Work instructions: Would you write out the data below exactly, with every line intact?

---------- Data

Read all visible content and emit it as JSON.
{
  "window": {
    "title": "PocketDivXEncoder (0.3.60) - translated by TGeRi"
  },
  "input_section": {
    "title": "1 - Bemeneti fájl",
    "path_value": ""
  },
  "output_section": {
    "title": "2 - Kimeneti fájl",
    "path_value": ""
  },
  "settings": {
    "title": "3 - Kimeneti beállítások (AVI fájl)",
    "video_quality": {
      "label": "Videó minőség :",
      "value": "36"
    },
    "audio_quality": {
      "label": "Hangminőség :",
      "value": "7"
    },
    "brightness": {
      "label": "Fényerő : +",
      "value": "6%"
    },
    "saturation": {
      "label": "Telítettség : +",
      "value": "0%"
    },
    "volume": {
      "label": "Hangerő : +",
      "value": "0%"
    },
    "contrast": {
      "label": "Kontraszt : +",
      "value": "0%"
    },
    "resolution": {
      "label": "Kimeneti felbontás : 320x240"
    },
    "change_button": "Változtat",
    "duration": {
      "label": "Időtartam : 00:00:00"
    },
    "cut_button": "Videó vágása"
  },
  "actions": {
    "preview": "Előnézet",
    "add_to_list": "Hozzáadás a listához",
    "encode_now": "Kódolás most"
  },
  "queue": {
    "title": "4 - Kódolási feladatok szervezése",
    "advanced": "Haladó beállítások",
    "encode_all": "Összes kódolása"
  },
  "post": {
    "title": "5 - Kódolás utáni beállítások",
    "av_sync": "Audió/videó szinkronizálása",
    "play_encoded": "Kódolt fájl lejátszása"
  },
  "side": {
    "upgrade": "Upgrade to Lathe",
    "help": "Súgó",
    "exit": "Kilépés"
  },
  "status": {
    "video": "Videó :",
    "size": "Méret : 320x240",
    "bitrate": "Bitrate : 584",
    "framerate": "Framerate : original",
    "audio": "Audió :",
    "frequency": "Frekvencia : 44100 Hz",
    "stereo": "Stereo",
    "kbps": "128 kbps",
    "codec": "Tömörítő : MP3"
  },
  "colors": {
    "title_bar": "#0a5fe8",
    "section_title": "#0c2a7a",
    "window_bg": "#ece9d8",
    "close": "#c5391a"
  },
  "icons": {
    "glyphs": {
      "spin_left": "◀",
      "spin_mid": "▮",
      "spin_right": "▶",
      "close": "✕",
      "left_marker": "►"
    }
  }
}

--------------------

Exercise output:
Read all visible content and emit it as JSON.
{
  "window": {
    "title": "PocketDivXEncoder (0.3.60) - translated by TGeRi"
  },
  "input_section": {
    "title": "1 - Bemeneti fájl",
    "path_value": ""
  },
  "output_section": {
    "title": "2 - Kimeneti fájl",
    "path_value": ""
  },
  "settings": {
    "title": "3 - Kimeneti beállítások (AVI fájl)",
    "video_quality": {
      "label": "Videó minőség :",
      "value": "36"
    },
    "audio_quality": {
      "label": "Hangminőség :",
      "value": "7"
    },
    "brightness": {
      "label": "Fényerő : +",
      "value": "6%"
    },
    "saturation": {
      "label": "Telítettség : +",
      "value": "0%"
    },
    "volume": {
      "label": "Hangerő : +",
      "value": "0%"
    },
    "contrast": {
      "label": "Kontraszt : +",
      "value": "0%"
    },
    "resolution": {
      "label": "Kimeneti felbontás : 320x240"
    },
    "change_button": "Változtat",
    "duration": {
      "label": "Időtartam : 00:00:00"
    },
    "cut_button": "Videó vágása"
  },
  "actions": {
    "preview": "Előnézet",
    "add_to_list": "Hozzáadás a listához",
    "encode_now": "Kódolás most"
  },
  "queue": {
    "title": "4 - Kódolási feladatok szervezése",
    "advanced": "Haladó beállítások",
    "encode_all": "Összes kódolása"
  },
  "post": {
    "title": "5 - Kódolás utáni beállítások",
    "av_sync": "Audió/videó szinkronizálása",
    "play_encoded": "Kódolt fájl lejátszása"
  },
  "side": {
    "upgrade": "Upgrade to Lathe",
    "help": "Súgó",
    "exit": "Kilépés"
  },
  "status": {
    "video": "Videó :",
    "size": "Méret : 320x240",
    "bitrate": "Bitrate : 584",
    "framerate": "Framerate : original",
    "audio": "Audió :",
    "frequency": "Frekvencia : 44100 Hz",
    "stereo": "Stereo",
    "kbps": "128 kbps",
    "codec": "Tömörítő : MP3"
  },
  "colors": {
    "title_bar": "#0a5fe8",
    "section_title": "#0c2a7a",
    "window_bg": "#ece9d8",
    "close": "#c5391a"
  },
  "icons": {
    "glyphs": {
      "spin_left": "◀",
      "spin_mid": "▮",
      "spin_right": "▶",
      "close": "✕",
      "left_marker": "►"
    }
  }
}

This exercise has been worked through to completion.